#### DATASET RECORDS ####

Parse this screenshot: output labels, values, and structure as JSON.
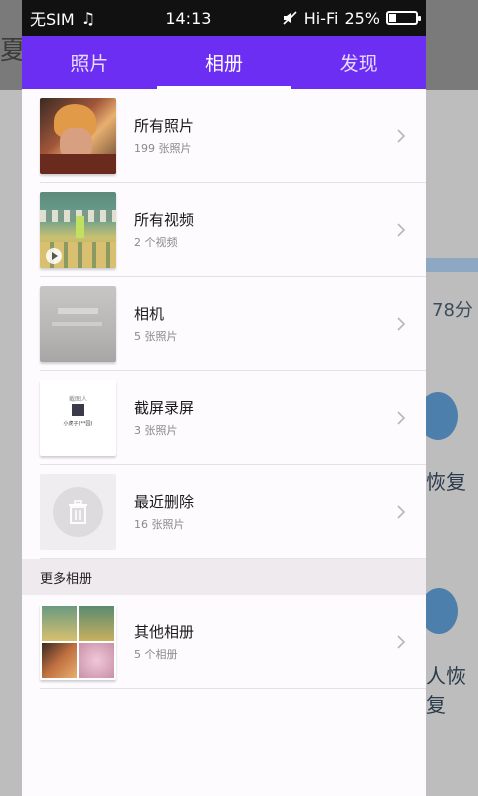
{
  "status_bar": {
    "carrier": "无SIM",
    "time": "14:13",
    "network": "Hi-Fi",
    "battery": "25%"
  },
  "tabs": [
    {
      "label": "照片",
      "active": false
    },
    {
      "label": "相册",
      "active": true
    },
    {
      "label": "发现",
      "active": false
    }
  ],
  "albums": [
    {
      "name": "所有照片",
      "count": "199 张照片"
    },
    {
      "name": "所有视频",
      "count": "2 个视频"
    },
    {
      "name": "相机",
      "count": "5 张照片"
    },
    {
      "name": "截屏录屏",
      "count": "3 张照片"
    },
    {
      "name": "最近删除",
      "count": "16 张照片"
    }
  ],
  "more_section": {
    "title": "更多相册",
    "albums": [
      {
        "name": "其他相册",
        "count": "5 个相册"
      }
    ]
  },
  "background": {
    "score_text": "78分",
    "recover_text": "恢复",
    "recover_text2": "人恢复",
    "left_glyph": "夏"
  },
  "screenshot_thumb": {
    "top_text": "截图人",
    "bottom_text": "小虎子(**园)"
  },
  "colors": {
    "accent": "#6d2ef3",
    "status_bg": "#111111"
  }
}
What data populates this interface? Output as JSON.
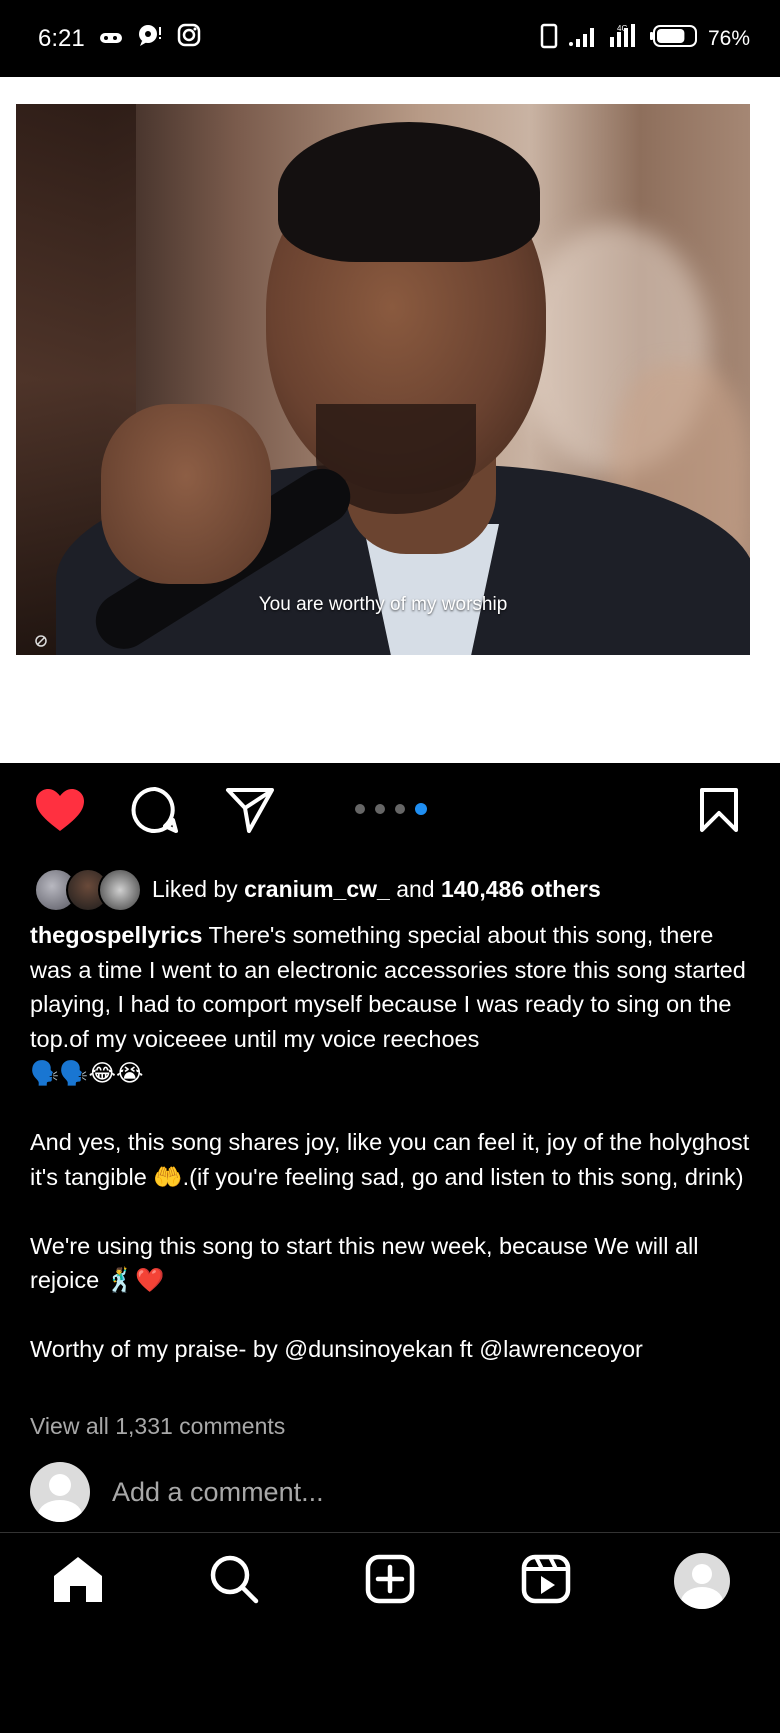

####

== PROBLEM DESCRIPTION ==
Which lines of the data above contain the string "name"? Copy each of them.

== SOLUTION FOR THIS PROBLEM ==
      "name": "所有照片",
      "name": "所有视频",
      "name": "相机",
      "name": "截屏录屏",
      "name": "最近删除",
        "name": "其他相册",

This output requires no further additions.